At a recent Oireachtas Committee meeting on the mobile market, the Irish Consumers’ Association claimed that Irish mobile users are being ripped off and that prepaid users in particular were paying up to 400pc more for their calls than their billed or contract counterparts.

At a briefing this afternoon Vodafone Ireland CEO Paul O’Donovan said that Irish mobile users were paying average European rates for their mobile services and that the prices prepaid customers were paying are actually among the cheapest in Europe. “Irish customers are actually enjoying the best deal in Europe,” he said, indicating that for a sparsely populated country, mobile services here are amongst the most sophisticated in the world.

O’Donovan pointed out that Ireland is one of the “most mobile” markets in Europe today, with low fixed-line penetration and a population where the average age is 16pc below the equivalent European figure. He added that Irish mobile users were also amongst the highest spenders on mobile services in Europe, trailing only behind Luxembourg.

He pointed out that mobile prices in Ireland have fallen by 10pc on average for the last four years.

With Hutchison’s 3 service about to enter the Irish market on a full network infrastructure and the obligation to host a mobile virtual network operator, as well as Eircom clearly stating its strategy to enter the mobile market next year, O’Donovan pointed out that Ireland will become one of the world’s most hyper-competitive mobile markets with four infrastructure-based players targeting a population of only four million people.
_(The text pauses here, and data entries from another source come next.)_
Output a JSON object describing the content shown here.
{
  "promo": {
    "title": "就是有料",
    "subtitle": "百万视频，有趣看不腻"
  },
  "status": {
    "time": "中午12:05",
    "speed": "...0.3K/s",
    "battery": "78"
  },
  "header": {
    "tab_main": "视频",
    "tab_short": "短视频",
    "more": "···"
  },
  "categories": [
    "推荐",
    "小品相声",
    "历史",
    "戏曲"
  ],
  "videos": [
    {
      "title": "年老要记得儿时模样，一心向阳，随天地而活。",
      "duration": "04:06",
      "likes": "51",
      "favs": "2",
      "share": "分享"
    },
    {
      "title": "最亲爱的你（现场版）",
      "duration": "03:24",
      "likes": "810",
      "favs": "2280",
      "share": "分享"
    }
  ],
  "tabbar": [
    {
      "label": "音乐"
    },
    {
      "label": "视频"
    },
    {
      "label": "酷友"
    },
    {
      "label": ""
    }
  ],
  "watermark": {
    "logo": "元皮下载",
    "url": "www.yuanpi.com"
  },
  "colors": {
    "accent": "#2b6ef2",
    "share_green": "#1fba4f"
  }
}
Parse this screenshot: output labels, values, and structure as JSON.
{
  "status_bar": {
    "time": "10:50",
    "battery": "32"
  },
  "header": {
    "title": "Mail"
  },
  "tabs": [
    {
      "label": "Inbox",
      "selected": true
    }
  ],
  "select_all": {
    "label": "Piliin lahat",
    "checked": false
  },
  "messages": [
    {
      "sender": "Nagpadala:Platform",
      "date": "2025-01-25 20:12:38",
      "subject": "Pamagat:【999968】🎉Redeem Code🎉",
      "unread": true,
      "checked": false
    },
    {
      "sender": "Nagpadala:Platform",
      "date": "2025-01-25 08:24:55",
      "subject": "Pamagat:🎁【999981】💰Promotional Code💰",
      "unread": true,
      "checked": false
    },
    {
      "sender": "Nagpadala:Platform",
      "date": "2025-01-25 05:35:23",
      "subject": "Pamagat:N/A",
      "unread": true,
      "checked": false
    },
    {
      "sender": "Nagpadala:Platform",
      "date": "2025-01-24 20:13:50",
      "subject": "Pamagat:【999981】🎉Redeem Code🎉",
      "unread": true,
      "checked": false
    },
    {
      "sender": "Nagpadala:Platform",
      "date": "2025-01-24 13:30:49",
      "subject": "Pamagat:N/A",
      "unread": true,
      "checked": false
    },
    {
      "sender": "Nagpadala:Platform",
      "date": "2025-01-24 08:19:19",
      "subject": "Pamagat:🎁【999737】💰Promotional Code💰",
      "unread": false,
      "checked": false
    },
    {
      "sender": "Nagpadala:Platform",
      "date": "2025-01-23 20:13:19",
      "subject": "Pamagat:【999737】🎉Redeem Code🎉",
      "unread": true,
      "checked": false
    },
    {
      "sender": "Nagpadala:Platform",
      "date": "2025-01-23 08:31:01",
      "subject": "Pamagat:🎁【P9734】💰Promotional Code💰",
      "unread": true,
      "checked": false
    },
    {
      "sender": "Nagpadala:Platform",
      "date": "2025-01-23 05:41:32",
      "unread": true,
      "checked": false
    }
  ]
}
Medium usage prepaid users in the Irish market, O’Donovan said, enjoyed the best value service, while peak usage contract customers got full value out of their mobiles. Prepaid customers represented 70pc of Vodafone’s customer base, with contract representing the remaining 30pc. “Minimum usage prepaid customers can have telecom services for less than the price of Eircom’s monthly fixed-line rental,” he said.

“There is no question that Ireland is one of the most developed mobile markets in the world, with one of the lowest fixed-line penetrations per head of population in Europe. Our research shows us that Irish consumers are willing to spend on technology if the price and value are right. Text messaging in Ireland is amongst the highest in the world.”

For the first time, O’Donovan revealed that average minutes per user (AMPU) amongst Irish customers were the highest in Europe at 183 minutes per customer, which is 71pc higher than the British on the O2 network, 68pc more than the Germans on O2, 45pc more than the Dutch using KPN’s network, 65pc more than the Spanish on the Telefonica network and 18pc more than the Norwegians on the Telenor network. The figures were based on internal Vodafone data and independent data from Teligen, prepared for the OECD.

O’Donovan indicated that Vodafone has invested over €600m in its Irish network since acquiring Eircell from Eircom for €4.5bn in 2001 and that the company anticipates spending a further €1bn in the coming year on its 3G network, after giving €114m to the Government for a 3G license.

“Mobile phone costs are below the European average for seven out of 10 people in Ireland,” O’Donovan concluded.

By John Kennedy